"The seven fraternity brothers who allegedly perpetrated the 2012 rape were almost certainly raised in educated families of economic means," they write. "Their sense of entitlement was likely high. Did any parent or teacher ever spell out to them the immorality and unacceptability of rape?"

The editors of the Roanoke, Virginia, Times call for Virginia Governor Terry McAuliffe to order a state police investigation, rather than relying on a local investigation.

"Cynics could just say the local police have an interest in preserving the reputation of the city's biggest economic driver," they write. "But people would be more inclined to believe state police. Err on the side of trust."

Ms Sullivan's initial reaction to the Rolling Stone article was not nearly strong enough, write the editors of the Charlottesville, VA, Daily Progress.

"For 48 hours, when the community first needed heartfelt reassurance from the university, that engagement was lacking," they write. "In fact, the word that comes to mind throughout this nightmare is 'disconnect.'"

Virginia student Dani Bernstein, writing in the university's student newspaper, says that while Erdely's article exposes the school's deference to fraternities, it paints all Virginia students too broadly.

"We cannot deny there is some pervasive culture here that allows abuses to occur," she writes. "But we have undeniably excellent student groups aimed at addressing this very issue."

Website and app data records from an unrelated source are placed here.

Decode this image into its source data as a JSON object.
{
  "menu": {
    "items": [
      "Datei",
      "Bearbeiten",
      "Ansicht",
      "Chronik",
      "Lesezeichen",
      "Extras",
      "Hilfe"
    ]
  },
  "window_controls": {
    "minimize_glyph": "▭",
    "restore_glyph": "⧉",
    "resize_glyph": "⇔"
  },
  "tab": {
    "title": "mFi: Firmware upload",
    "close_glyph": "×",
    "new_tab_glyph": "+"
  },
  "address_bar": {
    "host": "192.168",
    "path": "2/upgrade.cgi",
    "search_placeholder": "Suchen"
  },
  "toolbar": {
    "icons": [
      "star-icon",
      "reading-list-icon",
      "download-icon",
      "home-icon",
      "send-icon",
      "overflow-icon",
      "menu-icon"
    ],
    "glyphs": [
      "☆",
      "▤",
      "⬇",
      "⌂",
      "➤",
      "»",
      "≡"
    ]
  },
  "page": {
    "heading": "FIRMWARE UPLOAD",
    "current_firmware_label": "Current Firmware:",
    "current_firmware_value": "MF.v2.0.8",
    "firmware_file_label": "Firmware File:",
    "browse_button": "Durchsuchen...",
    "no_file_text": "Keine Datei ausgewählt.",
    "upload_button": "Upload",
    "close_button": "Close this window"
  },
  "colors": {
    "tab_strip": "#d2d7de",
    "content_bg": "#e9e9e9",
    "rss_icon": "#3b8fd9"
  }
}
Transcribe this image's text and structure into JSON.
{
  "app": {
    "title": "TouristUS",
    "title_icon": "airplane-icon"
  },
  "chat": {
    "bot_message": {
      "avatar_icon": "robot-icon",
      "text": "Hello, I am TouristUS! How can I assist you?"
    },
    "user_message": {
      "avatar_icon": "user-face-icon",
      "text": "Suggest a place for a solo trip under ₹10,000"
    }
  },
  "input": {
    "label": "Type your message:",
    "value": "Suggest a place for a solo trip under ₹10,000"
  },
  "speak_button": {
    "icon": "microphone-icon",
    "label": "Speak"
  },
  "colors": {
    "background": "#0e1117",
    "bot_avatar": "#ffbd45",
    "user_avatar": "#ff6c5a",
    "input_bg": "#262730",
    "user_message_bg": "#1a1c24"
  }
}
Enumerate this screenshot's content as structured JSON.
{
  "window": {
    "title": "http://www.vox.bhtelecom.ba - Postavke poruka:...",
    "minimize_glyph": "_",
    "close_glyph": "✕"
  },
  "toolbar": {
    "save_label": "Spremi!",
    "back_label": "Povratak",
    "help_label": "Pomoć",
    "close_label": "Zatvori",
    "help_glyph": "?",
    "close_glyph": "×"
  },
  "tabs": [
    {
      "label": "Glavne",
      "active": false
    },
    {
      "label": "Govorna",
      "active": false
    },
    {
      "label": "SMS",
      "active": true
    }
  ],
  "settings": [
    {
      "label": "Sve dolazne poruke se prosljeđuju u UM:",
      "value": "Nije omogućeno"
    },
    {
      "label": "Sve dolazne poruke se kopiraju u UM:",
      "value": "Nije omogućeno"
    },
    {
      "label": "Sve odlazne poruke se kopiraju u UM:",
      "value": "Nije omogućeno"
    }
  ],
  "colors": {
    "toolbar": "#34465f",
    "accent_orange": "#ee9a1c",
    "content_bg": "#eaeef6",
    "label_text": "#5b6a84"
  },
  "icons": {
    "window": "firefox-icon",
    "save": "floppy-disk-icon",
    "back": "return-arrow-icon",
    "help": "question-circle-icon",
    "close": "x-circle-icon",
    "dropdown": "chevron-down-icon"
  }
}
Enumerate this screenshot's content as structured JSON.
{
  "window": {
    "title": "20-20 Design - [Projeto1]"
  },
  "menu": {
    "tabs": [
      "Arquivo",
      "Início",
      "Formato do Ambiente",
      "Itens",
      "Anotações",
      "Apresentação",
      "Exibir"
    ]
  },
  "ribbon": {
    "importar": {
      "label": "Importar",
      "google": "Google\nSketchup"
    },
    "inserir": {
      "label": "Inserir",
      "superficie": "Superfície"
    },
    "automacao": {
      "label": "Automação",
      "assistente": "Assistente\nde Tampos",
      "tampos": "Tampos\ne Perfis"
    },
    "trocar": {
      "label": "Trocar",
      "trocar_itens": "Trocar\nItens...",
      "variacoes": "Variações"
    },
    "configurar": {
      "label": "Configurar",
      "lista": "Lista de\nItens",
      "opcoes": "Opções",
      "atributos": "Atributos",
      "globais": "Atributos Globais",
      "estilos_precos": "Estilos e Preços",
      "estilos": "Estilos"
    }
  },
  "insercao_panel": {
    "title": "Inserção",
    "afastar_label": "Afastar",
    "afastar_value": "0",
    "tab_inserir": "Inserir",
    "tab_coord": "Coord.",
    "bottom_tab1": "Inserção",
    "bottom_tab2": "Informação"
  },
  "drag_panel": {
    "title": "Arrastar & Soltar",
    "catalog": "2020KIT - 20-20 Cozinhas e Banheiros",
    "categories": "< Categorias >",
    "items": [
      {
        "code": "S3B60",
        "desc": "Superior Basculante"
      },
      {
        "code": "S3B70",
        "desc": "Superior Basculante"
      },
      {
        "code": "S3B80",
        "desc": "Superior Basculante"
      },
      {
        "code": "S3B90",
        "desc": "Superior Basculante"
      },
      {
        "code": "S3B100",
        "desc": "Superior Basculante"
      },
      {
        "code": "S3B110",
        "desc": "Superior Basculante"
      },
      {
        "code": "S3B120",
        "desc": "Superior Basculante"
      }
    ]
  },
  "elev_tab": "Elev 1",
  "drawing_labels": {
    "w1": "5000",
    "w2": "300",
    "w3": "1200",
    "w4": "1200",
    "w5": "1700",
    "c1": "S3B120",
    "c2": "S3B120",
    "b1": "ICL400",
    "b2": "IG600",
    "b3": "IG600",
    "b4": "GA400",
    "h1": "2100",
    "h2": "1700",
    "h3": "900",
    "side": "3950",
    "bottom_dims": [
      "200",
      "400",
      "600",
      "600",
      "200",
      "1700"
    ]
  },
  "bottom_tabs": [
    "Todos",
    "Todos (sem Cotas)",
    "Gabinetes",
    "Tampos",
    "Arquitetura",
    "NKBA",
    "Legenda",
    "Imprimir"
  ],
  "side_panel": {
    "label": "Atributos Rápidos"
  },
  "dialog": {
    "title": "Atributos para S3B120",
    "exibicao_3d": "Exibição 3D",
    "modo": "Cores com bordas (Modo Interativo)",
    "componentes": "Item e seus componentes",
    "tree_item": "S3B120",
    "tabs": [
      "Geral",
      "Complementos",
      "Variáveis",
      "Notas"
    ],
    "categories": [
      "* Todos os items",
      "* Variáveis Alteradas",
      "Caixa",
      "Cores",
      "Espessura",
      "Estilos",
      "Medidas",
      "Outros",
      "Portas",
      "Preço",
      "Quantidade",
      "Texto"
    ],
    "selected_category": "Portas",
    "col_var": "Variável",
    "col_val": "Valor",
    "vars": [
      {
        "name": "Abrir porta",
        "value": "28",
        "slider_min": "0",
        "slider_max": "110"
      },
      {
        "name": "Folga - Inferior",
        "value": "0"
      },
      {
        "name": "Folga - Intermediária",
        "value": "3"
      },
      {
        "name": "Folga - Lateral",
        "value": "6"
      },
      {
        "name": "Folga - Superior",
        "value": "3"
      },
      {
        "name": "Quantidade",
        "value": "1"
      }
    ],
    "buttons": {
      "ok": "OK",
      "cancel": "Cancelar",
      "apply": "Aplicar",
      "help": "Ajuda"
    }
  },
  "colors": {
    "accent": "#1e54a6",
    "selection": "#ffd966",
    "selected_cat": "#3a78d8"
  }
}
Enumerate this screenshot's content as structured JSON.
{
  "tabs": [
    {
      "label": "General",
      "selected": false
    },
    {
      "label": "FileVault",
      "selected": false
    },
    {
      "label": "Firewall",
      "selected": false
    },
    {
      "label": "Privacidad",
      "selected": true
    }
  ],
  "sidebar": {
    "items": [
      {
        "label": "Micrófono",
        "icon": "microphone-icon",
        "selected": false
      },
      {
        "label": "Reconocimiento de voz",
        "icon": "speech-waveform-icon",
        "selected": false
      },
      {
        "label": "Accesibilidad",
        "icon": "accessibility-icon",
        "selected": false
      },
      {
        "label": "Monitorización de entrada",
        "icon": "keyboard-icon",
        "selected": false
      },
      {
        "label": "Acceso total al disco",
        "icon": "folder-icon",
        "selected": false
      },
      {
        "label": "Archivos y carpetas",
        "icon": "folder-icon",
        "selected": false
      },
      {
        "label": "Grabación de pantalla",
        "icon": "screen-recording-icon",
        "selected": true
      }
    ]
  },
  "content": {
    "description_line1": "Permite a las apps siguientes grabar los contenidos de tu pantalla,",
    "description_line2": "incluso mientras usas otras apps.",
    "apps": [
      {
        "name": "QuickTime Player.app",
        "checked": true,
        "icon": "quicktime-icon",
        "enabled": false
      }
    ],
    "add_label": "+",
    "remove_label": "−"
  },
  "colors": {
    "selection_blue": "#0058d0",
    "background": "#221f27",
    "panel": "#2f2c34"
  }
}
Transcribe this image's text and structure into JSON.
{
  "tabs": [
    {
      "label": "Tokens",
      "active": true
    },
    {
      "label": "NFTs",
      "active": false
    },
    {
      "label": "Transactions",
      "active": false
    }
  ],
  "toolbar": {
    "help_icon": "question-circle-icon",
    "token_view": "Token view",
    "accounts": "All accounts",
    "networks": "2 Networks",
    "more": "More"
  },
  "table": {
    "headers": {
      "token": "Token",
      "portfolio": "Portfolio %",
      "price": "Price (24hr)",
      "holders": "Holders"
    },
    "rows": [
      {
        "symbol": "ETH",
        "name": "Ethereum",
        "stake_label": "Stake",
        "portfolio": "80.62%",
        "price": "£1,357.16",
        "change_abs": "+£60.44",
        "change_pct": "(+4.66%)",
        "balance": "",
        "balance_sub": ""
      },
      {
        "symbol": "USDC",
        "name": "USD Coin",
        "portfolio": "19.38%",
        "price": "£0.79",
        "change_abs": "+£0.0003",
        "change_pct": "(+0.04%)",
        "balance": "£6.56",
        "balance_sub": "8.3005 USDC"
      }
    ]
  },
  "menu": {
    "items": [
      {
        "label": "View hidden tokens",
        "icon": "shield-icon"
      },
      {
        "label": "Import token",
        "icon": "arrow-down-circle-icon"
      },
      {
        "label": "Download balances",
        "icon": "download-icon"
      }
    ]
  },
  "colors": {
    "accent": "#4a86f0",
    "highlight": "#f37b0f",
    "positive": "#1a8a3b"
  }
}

The University of Virginia, founded by President Thomas Jefferson, is often called a "public Ivy" - one of the most prestigious schools in the nation, with a tuition price that's considered a bargain compared to similarly respected private institutions.

Now, however, Virginia's reputation - always on the minds of the college's administrators, according to Rolling Stone's report - may be permanently stained.

"This UVa campus rape story is just sickening & should make people question going there," tweets Yahoo News editor Garance Franke-Ruta.